I was surprised. I may have shown that on my face, because he asked if it was unusual that the Droid was his first smart phone. Obviously, that bit is not unusual. With smart phones becoming popular only recently, and the average smart phone plan being more expensive due in part to the mandatory inclusion of a data plan, they have not been as popular as dumb phones, though going forward, I expect to see a reversal of that trend.
What was unusual was the notion that a Blackberry was not a smart phone. So I asked him what in his opinion was the definition of a smart phone. His response, “Angry Birds”. To this gentleman, apps are what define a smart phone, not the combined features of PDA, email, a capable web browser, GPS, WiFi etc. No, apps are what define a smart phone, as far as he’s concerned.
Now, it’s not like there are no apps in Blackberry’s App store. There are over forty thousand applications in the Blackberry App World. The story changes a bit, once you compare their app count to that of the Android Market and iOS App Store. Some estimates put the count at over four hundred thousand for each of those guys. And while some Blackberry fans would argue that quality is what counts, not quantity, this guy from the playground would beg to differ. A VP at RIM even once said “We don’t need 200 fart apps in App World,” he said, according to Recombu. “Those are apps you’ll use three or four times then never open again. You’re not looking at ads, clicking on ads or buying premium upgrades, and the app isn’t adding any value to your device“.
Look, I agree. A lot of these apps are junk. He is right, that some of these apps get used about three or four times, then never get used again. What he is wrong on is the fact that a large app-count signifies a thriving developer community. When yu have a large number of apps, you’re bound to have a few “fart apps”. But with a large number of apps, you get great apps. But I guess RIM doesn’t need great apps. Why waste your time with a great app when you have a “super app”
While RIM may not “need” 200 fart apps, their users may. Blackberry is losing market-share. According to the latest report from Nielsen, Blackberry’s smart phone market-share is down to 19%. According to the report, future is even grimmer, as fewer people plan to buy a Blackberry to replace their current devices.
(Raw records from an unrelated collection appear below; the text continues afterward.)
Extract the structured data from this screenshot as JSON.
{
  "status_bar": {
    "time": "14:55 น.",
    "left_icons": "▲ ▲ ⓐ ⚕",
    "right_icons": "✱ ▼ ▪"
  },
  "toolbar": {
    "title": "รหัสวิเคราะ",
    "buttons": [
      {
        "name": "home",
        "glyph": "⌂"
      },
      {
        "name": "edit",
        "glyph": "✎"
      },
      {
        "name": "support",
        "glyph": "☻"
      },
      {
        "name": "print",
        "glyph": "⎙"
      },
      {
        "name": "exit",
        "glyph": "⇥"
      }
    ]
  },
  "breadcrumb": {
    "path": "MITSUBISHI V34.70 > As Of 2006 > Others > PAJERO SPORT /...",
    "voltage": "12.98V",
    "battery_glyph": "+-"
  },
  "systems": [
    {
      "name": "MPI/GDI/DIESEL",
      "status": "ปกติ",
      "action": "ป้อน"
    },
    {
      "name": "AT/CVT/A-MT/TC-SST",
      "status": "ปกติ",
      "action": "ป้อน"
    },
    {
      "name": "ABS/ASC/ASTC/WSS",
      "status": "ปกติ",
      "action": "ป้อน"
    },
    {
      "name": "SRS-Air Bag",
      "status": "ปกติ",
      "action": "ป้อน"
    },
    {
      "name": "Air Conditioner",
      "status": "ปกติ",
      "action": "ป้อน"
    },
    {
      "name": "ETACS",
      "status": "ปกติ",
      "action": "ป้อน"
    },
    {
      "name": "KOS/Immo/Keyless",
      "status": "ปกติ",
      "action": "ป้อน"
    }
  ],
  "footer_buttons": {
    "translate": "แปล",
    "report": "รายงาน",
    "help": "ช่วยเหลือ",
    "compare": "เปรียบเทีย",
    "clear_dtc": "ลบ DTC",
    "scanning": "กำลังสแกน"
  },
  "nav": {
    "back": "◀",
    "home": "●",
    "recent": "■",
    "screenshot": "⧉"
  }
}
People are abandoning the platform for Android and the iPhone, and I don’t think that RIM understands what is going on, or how to stop the bleeding and turn things around.